If you would like to gain a recognised qualification that will further your career in the pharmaceutical industry or public services, or would like to gain an excellent foundation for a further research degree, this course is ideal. You will gain a strong background in the theory of analytical techniques used in pharmacy and how to apply them to complex problems in an industrially relevant context.
The MSc course provides exemption from Part A of the Mastership in Chemical Analysis, which is the statutory qualification for a public analyst. If you are unable to commit to the full masters programme, intermediate qualifications (PgCert/PgDip) are available.
What will you study?
You will gain the key skills required in the specialised area of pharmaceutical analysis, including good measurement and scientific practice, evaluation interpretation of data, and other professional and organisational skills. In addition to studying core analytical techniques and their applications in the pharmaceutical industry, you will also be introduced to various pharmaceutical technologies, for example, formulations and topics such as clinical pharmacokinetics.

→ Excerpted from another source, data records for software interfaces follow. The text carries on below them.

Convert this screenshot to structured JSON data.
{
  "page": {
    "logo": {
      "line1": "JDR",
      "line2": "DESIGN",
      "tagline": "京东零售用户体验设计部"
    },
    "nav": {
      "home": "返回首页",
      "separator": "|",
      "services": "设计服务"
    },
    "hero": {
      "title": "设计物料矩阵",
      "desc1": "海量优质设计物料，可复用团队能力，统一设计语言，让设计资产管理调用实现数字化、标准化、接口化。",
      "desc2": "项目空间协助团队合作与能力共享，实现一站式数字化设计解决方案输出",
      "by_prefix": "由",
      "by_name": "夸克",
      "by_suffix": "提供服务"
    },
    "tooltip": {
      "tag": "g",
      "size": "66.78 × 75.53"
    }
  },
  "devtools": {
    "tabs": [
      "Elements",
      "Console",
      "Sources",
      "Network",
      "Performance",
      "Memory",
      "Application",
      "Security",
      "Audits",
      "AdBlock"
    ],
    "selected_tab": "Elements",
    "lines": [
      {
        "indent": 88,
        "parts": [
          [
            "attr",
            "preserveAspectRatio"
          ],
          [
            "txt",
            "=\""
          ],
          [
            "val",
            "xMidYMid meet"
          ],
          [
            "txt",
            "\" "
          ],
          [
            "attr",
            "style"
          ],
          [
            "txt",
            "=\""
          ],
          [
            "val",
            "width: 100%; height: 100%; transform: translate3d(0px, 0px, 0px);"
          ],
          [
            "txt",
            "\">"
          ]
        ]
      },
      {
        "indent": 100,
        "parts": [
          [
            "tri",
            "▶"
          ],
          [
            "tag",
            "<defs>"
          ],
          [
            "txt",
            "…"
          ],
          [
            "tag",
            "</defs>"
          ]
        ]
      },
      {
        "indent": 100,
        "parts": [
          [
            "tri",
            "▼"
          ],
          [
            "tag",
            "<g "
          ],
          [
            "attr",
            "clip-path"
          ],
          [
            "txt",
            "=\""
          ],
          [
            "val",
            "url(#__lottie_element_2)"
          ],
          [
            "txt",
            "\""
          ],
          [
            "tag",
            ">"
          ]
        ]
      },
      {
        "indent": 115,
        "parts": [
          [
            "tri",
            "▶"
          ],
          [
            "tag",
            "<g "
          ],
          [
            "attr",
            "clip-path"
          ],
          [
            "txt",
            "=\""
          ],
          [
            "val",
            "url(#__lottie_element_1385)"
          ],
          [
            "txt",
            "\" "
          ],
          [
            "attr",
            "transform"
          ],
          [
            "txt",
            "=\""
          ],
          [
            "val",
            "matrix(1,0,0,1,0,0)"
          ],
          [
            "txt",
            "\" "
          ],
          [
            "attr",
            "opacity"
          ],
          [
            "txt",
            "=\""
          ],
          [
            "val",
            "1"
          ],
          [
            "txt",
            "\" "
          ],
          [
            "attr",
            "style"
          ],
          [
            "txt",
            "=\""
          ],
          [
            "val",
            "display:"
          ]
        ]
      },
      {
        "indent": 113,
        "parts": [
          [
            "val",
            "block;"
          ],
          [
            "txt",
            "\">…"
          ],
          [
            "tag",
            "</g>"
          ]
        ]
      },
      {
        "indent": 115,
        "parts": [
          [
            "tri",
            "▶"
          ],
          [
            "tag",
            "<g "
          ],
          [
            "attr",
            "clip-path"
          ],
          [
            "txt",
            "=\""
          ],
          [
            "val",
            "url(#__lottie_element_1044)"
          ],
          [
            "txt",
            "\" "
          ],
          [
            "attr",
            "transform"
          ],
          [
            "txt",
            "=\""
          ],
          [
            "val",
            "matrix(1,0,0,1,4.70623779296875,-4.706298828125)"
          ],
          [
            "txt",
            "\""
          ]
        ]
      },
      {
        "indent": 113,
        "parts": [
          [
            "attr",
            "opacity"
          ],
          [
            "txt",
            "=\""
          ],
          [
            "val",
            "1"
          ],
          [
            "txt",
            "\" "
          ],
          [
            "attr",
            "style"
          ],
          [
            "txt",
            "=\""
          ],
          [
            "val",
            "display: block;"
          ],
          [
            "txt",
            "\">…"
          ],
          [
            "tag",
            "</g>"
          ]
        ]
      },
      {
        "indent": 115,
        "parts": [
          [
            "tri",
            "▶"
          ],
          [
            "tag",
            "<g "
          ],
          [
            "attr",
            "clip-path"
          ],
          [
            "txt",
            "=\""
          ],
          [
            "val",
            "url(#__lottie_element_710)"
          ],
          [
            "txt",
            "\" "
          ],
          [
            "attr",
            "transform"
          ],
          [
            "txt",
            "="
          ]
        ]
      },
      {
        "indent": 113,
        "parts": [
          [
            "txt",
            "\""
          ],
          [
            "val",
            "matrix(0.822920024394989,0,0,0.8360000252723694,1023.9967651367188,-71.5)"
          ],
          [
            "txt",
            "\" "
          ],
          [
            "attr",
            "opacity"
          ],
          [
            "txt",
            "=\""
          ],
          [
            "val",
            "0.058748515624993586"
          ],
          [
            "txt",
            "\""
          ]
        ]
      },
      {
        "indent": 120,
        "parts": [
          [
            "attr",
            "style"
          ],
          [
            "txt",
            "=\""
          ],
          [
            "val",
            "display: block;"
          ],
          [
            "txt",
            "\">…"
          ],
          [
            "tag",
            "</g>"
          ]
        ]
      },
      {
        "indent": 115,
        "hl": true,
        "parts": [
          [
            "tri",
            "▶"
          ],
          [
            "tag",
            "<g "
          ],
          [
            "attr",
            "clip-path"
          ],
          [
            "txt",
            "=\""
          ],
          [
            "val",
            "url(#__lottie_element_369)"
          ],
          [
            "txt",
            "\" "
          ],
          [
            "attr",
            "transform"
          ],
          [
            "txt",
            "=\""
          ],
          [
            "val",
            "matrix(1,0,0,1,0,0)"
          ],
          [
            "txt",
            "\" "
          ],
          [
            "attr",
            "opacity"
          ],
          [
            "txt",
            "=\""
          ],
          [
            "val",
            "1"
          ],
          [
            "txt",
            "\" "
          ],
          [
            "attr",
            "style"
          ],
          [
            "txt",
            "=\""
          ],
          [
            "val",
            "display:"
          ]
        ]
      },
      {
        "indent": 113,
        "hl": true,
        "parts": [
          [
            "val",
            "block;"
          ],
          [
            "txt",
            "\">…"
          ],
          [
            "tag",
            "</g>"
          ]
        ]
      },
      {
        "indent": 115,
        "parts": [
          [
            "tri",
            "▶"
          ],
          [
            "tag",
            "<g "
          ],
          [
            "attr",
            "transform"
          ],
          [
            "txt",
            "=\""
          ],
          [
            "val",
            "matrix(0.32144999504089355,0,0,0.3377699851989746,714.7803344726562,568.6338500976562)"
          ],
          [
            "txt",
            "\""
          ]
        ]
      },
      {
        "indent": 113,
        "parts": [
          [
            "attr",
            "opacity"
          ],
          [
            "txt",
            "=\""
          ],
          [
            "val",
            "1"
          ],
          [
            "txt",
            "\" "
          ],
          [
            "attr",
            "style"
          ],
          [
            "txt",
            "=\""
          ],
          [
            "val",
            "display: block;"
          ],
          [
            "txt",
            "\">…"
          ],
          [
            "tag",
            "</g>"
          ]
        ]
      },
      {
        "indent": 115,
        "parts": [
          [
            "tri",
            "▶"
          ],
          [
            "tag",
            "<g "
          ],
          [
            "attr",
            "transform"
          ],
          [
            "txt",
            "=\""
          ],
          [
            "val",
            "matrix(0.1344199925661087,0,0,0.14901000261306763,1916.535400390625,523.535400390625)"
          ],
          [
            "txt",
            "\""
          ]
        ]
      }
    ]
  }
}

To put your studies into context, you will be offered a placement within industry or the University's laboratories where you will carry out your independent research project. You may be placed within a pharmaceutical company, a forensic laboratory, analytical consultancy, hospital laboratory or research lab. There is also scope to study and explore recent trends in pharmaceutical analysis and the latest analytical techniques.
Please note that this is an indicative list of modules and is not intended as a definitive list.
* Introduction to Analysis, Quality Systems, Equilibria and Classical Analysis
* Statistics and Computing
* Separation Science
* Molecular and Atomic Spectroscopy
* Pharmaceutical Analysis
* Pharmaceutical Technology
* Independent Research Project
Universities in the United Kingdom use a centralized system of undergraduate application: University and College Admissions Service (UCAS). It is used by both domestic and international students. Students have to register on the UCAS website before applying to the university. They will find all the necessary information about the application process on this website. Some graduate courses also require registration on this website, but in most cases students have to apply directly to the university. Some universities also accept undergraduate application through Common App (the information about it could be found on universities' websites).
Both undergraduate and graduate students may receive three types of responses from the university. The first one, “unconditional offer” means that you already reached all requirements and may be admitted to the university. The second one, “conditional offer” makes your admission possible if you fulfill some criteria – for example, have good grades on final exams. The third one, “unsuccessful application” means that you, unfortunately, could not be admitted to the university of you choice.
All universities require personal statement, which should include the reasons to study in the UK and the information about personal and professional goals of the student and a transcript, which includes grades received in high school or in the previous university.